Beveled Glass – Taking a thick piece of glass (3/8” to ¼ “) and cutting an angle along the entire perimeter, which will refract rainbow colors when struck by light

Border Glass – Refers to the perimeter of the of the glass, where most often a different glass choice from the background glass is used to contrast the textures and provide definition for the design.

Design – Refers to the details that are the central focus of the glass being made, usually composes 40% of the area.

Faux  Windows – Gives the impression of a window, but is not. Does not open to the outside and the light passing though the faux window is artificial.

Half-Round – Shape of a window, often above another window or door. The base measurement is approximately twice the measurement of the height.

Jewels – Formed from molten glass that is crimped by special pliers, these glass pieces can be smooth or beveled glass. Often hand polished with many facets, with one flat side.

Leaded Glass – Interchangeable with Stained Glass. Refers to the metal used to hold pieces of the glass together (solder or lead). Glass can be clear, colored or stained.

Mullion – Grids which are present in the glass. They can be between the glass (GBG), raised mullions that you can touch or removable.

Obscurity Level – Designation given to each glass pattern from 1-5. One being least obscure while 5 is the most obscure permitting “bathroom” levels of privacy, while still permitting the light to transfer into the room

Patterned Glass – Clear flat glass smooth on one side with a pattern embedded on the other side leaving it textured. There are over 40 different patterns. Ranges in obscurity from 1-5 depending on the design

Sidelight – Window(s) running vertical on either side of a door. They can be full, half or ¾ length of the door. Many have mullions. They also can appear on either side of a window found in 2nd story foyers. Usually 6 “ to 7” in width, but can be as wide as 14”.

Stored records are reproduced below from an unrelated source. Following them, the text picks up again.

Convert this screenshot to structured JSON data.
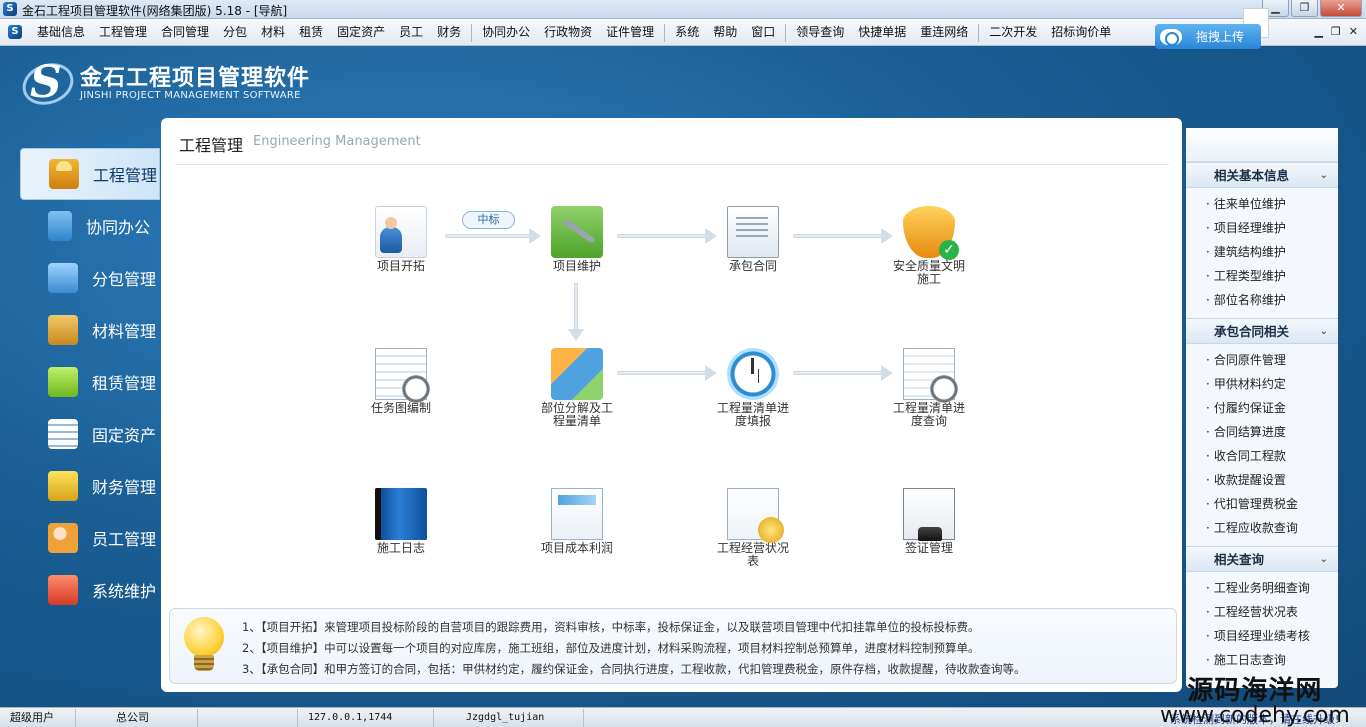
{
  "window": {
    "title": "金石工程项目管理软件(网络集团版) 5.18 - [导航]"
  },
  "menubar": {
    "items": [
      "基础信息",
      "工程管理",
      "合同管理",
      "分包",
      "材料",
      "租赁",
      "固定资产",
      "员工",
      "财务",
      "协同办公",
      "行政物资",
      "证件管理",
      "系统",
      "帮助",
      "窗口",
      "领导查询",
      "快捷单据",
      "重连网络",
      "二次开发",
      "招标询价单"
    ]
  },
  "upload": {
    "label": "拖拽上传"
  },
  "logo": {
    "cn": "金石工程项目管理软件",
    "en": "JINSHI PROJECT MANAGEMENT SOFTWARE"
  },
  "nav": {
    "items": [
      {
        "label": "工程管理",
        "icon": "engineer-icon"
      },
      {
        "label": "协同办公",
        "icon": "coop-icon"
      },
      {
        "label": "分包管理",
        "icon": "subcontract-icon"
      },
      {
        "label": "材料管理",
        "icon": "material-box-icon"
      },
      {
        "label": "租赁管理",
        "icon": "rent-cube-icon"
      },
      {
        "label": "固定资产",
        "icon": "asset-list-icon"
      },
      {
        "label": "财务管理",
        "icon": "money-icon"
      },
      {
        "label": "员工管理",
        "icon": "staff-icon"
      },
      {
        "label": "系统维护",
        "icon": "system-tool-icon"
      }
    ]
  },
  "main": {
    "title": "工程管理",
    "subtitle": "Engineering Management",
    "pill": "中标",
    "nodes": {
      "kaituo": "项目开拓",
      "weihu": "项目维护",
      "hetong": "承包合同",
      "anquan1": "安全质量文明",
      "anquan2": "施工",
      "renwu": "任务图编制",
      "bufen1": "部位分解及工",
      "bufen2": "程量清单",
      "tianbao1": "工程量清单进",
      "tianbao2": "度填报",
      "chaxun1": "工程量清单进",
      "chaxun2": "度查询",
      "rizhi": "施工日志",
      "chengben": "项目成本利润",
      "jingying1": "工程经营状况",
      "jingying2": "表",
      "qianzheng": "签证管理"
    },
    "tips": [
      "1、【项目开拓】来管理项目投标阶段的自营项目的跟踪费用，资料审核，中标率，投标保证金，以及联营项目管理中代扣挂靠单位的投标投标费。",
      "2、【项目维护】中可以设置每一个项目的对应库房，施工班组，部位及进度计划，材料采购流程，项目材料控制总预算单，进度材料控制预算单。",
      "3、【承包合同】和甲方签订的合同，包括：甲供材约定，履约保证金，合同执行进度，工程收款，代扣管理费税金，原件存档，收款提醒，待收款查询等。"
    ]
  },
  "right": {
    "sections": [
      {
        "title": "相关基本信息",
        "items": [
          "往来单位维护",
          "项目经理维护",
          "建筑结构维护",
          "工程类型维护",
          "部位名称维护"
        ]
      },
      {
        "title": "承包合同相关",
        "items": [
          "合同原件管理",
          "甲供材料约定",
          "付履约保证金",
          "合同结算进度",
          "收合同工程款",
          "收款提醒设置",
          "代扣管理费税金",
          "工程应收款查询"
        ]
      },
      {
        "title": "相关查询",
        "items": [
          "工程业务明细查询",
          "工程经营状况表",
          "项目经理业绩考核",
          "施工日志查询"
        ]
      }
    ]
  },
  "status": {
    "user": "超级用户",
    "company": "总公司",
    "ip": "127.0.0.1,1744",
    "db": "Jzgdgl_tujian",
    "scroll": "系统检测到新的版本，请在线升级!"
  },
  "watermark": {
    "line1": "源码海洋网",
    "line2": "www.codehy.com"
  }
}
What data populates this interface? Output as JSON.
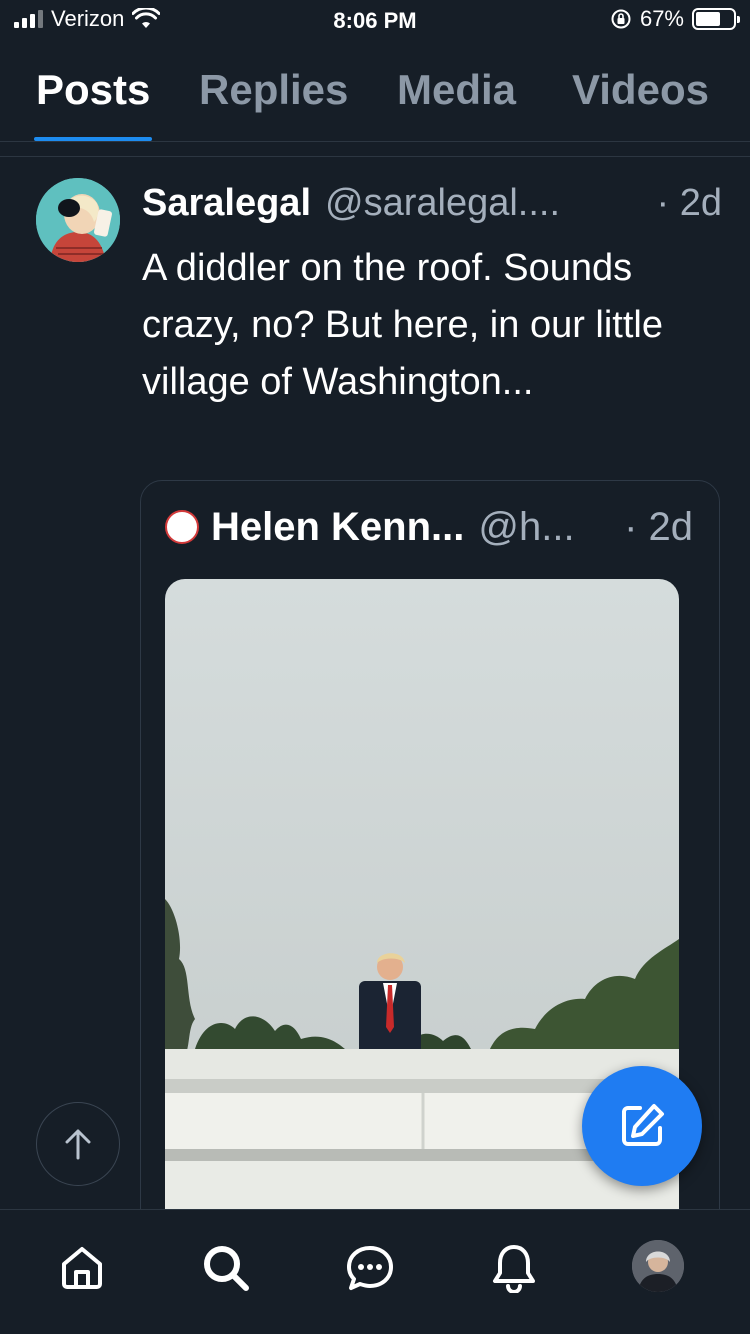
{
  "status_bar": {
    "carrier": "Verizon",
    "time": "8:06 PM",
    "battery_percent": "67%",
    "battery_level": 0.67
  },
  "tabs": [
    {
      "label": "Posts",
      "active": true
    },
    {
      "label": "Replies",
      "active": false
    },
    {
      "label": "Media",
      "active": false
    },
    {
      "label": "Videos",
      "active": false
    }
  ],
  "post": {
    "author_name": "Saralegal",
    "author_handle": "@saralegal....",
    "time": "· 2d",
    "text": "A diddler on the roof. Sounds crazy, no? But here, in our little village of Washington..."
  },
  "quote": {
    "author_name": "Helen Kenn...",
    "author_handle": "@h...",
    "time": "· 2d"
  },
  "colors": {
    "background": "#161e27",
    "accent": "#1d8cf0",
    "compose": "#1f7cf2",
    "muted_text": "#a4afbc"
  },
  "icons": {
    "home": "home-icon",
    "search": "search-icon",
    "chat": "chat-icon",
    "notifications": "bell-icon",
    "compose": "compose-icon",
    "scroll_top": "arrow-up-icon"
  }
}
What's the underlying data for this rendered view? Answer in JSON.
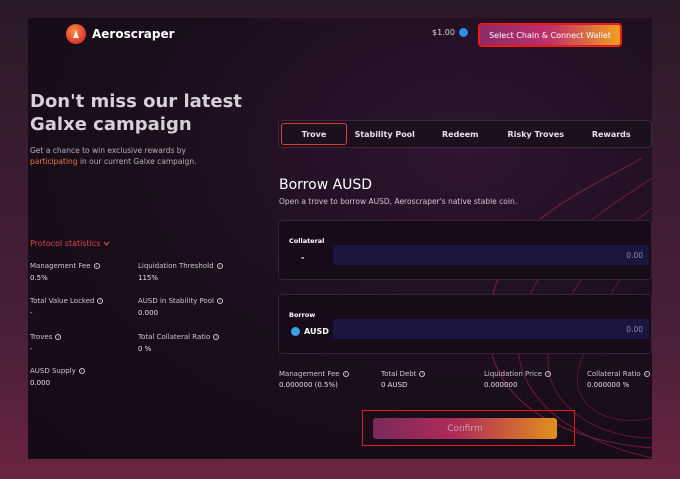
{
  "header": {
    "app_name": "Aeroscraper",
    "price": "$1.00",
    "connect_label": "Select Chain & Connect Wallet"
  },
  "hero": {
    "title": "Don't miss our latest Galxe campaign",
    "sub_before": "Get a chance to win exclusive rewards by",
    "sub_link": "participating",
    "sub_after": " in our current Galxe campaign."
  },
  "stats": {
    "toggle_label": "Protocol statistics",
    "items": [
      {
        "label": "Management Fee",
        "value": "0.5%"
      },
      {
        "label": "Liquidation Threshold",
        "value": "115%"
      },
      {
        "label": "Total Value Locked",
        "value": "-"
      },
      {
        "label": "AUSD in Stability Pool",
        "value": "0.000"
      },
      {
        "label": "Troves",
        "value": "-"
      },
      {
        "label": "Total Collateral Ratio",
        "value": "0 %"
      },
      {
        "label": "AUSD Supply",
        "value": "0.000"
      }
    ]
  },
  "tabs": [
    "Trove",
    "Stability Pool",
    "Redeem",
    "Risky Troves",
    "Rewards"
  ],
  "borrow": {
    "title": "Borrow AUSD",
    "subtitle": "Open a trove to borrow AUSD, Aeroscraper's native stable coin.",
    "collateral": {
      "label": "Collateral",
      "asset": "-",
      "value": "0.00"
    },
    "borrow": {
      "label": "Borrow",
      "asset": "AUSD",
      "value": "0.00"
    }
  },
  "metrics": [
    {
      "label": "Management Fee",
      "value": "0.000000 (0.5%)"
    },
    {
      "label": "Total Debt",
      "value": "0 AUSD"
    },
    {
      "label": "Liquidation Price",
      "value": "0.000000"
    },
    {
      "label": "Collateral Ratio",
      "value": "0.000000 %"
    }
  ],
  "confirm_label": "Confirm",
  "colors": {
    "accent": "#e04848",
    "link": "#e87a3a",
    "input_bg": "#1a1640"
  },
  "icons": [
    "aeroscraper-logo-icon",
    "chain-token-icon",
    "chevron-down-icon",
    "info-icon",
    "ausd-token-icon"
  ]
}
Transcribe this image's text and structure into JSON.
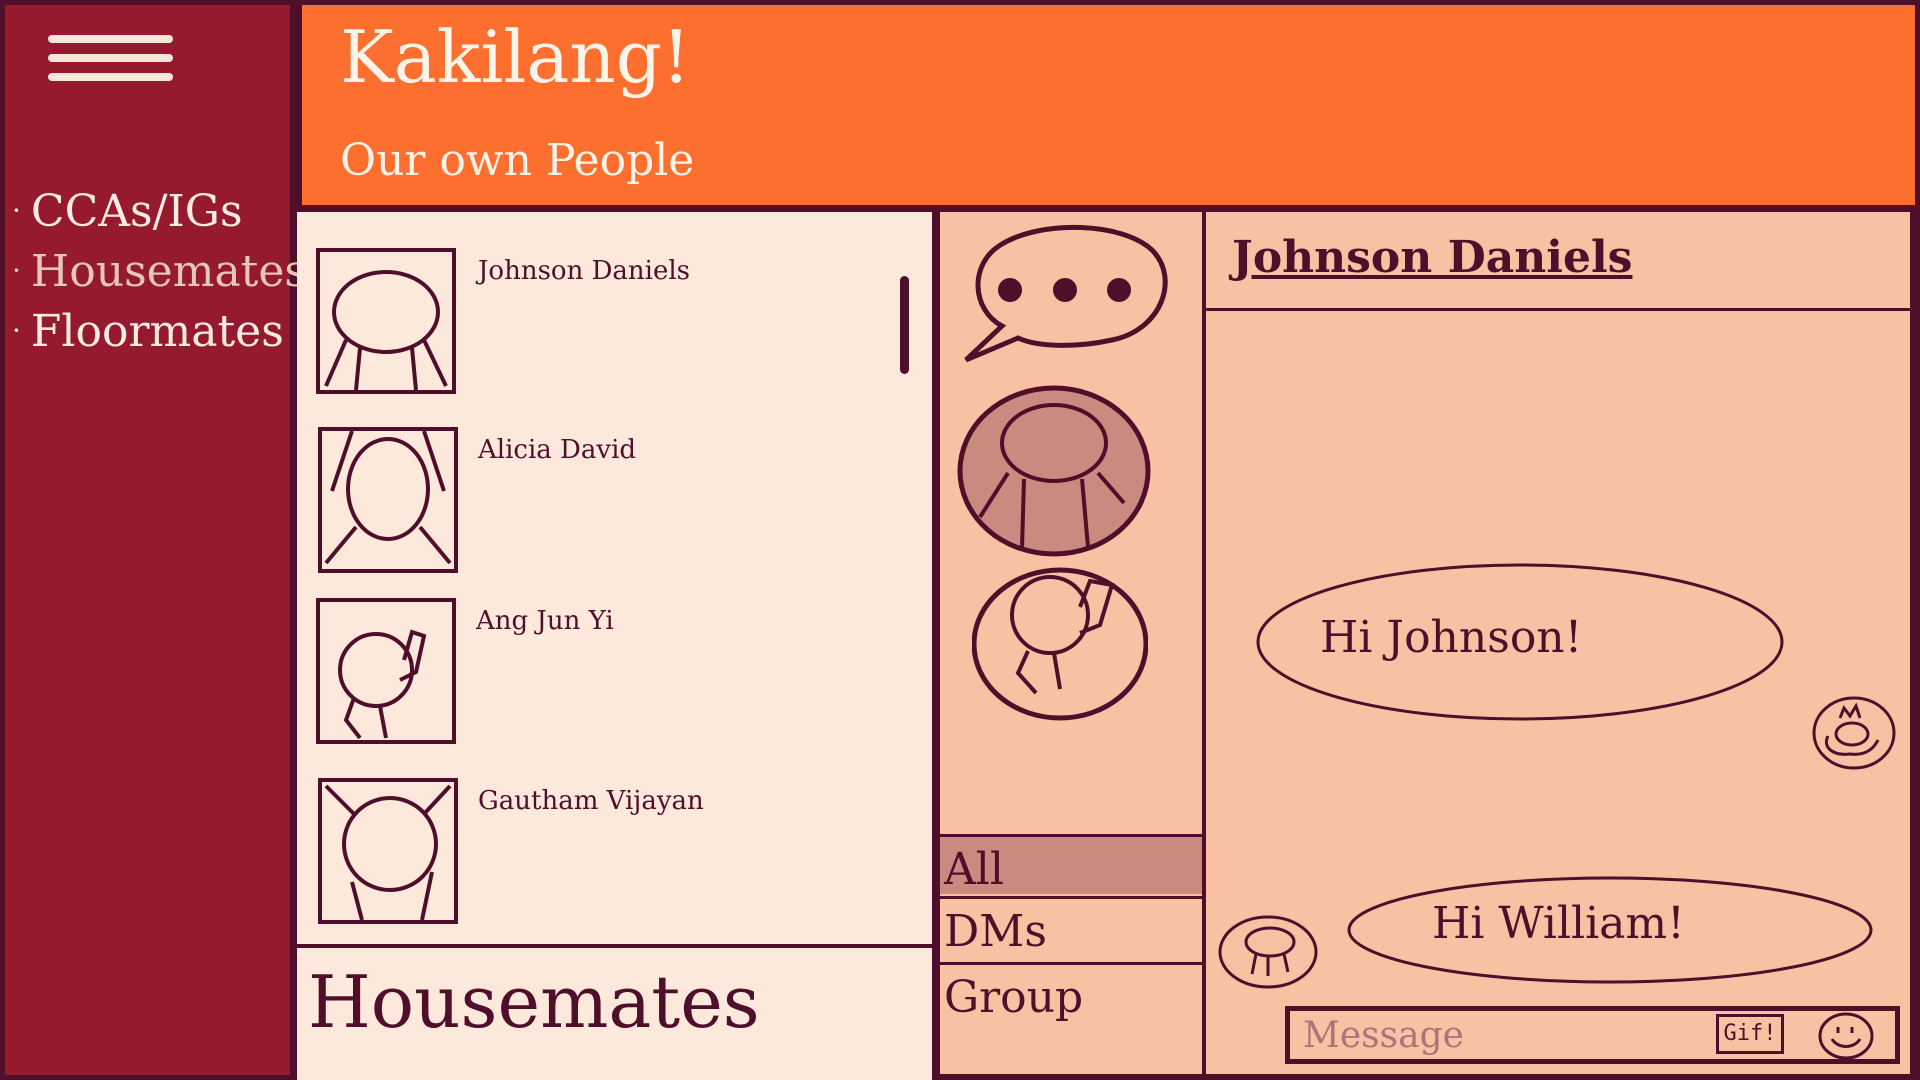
{
  "header": {
    "title": "Kakilang!",
    "subtitle": "Our own People"
  },
  "sidebar": {
    "items": [
      {
        "label": "CCAs/IGs",
        "bullet": "·",
        "active": false
      },
      {
        "label": "Housemates",
        "bullet": "·",
        "active": true
      },
      {
        "label": "Floormates",
        "bullet": "·",
        "active": false
      }
    ]
  },
  "contacts": {
    "section_title": "Housemates",
    "list": [
      {
        "name": "Johnson Daniels"
      },
      {
        "name": "Alicia David"
      },
      {
        "name": "Ang Jun Yi"
      },
      {
        "name": "Gautham Vijayan"
      }
    ]
  },
  "channels": {
    "filters": [
      {
        "label": "All",
        "active": true
      },
      {
        "label": "DMs",
        "active": false
      },
      {
        "label": "Group",
        "active": false
      }
    ],
    "icons": [
      "chat-bubble-icon",
      "avatar-johnson-daniels",
      "avatar-ang-jun-yi"
    ]
  },
  "chat": {
    "contact_name": "Johnson Daniels",
    "messages": [
      {
        "text": "Hi Johnson!",
        "from": "self"
      },
      {
        "text": "Hi William!",
        "from": "other"
      }
    ],
    "input_placeholder": "Message",
    "gif_label": "Gif!"
  },
  "colors": {
    "background": "#4f0f2b",
    "sidebar": "#951a2e",
    "header": "#fd6f2f",
    "contacts_panel": "#fde8dc",
    "chat_panel": "#f8c1a3",
    "active_filter": "#c98a80"
  }
}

Stained Glass – See Leaded Glass.

Tiffany Technique – Refers to the wrapping of the glass in copper foil then soldering it with lead to hold the pieces together. Lead caming was the technique used prior to Tiffany’s invention. Both are considered “stained glass”.

Transom – Any window or opening immediately above a door, doorway or window. Usually they are rectangular, but can be elliptical or half-round in shape. Before mechanical ventilation, they were used to ventilate a home.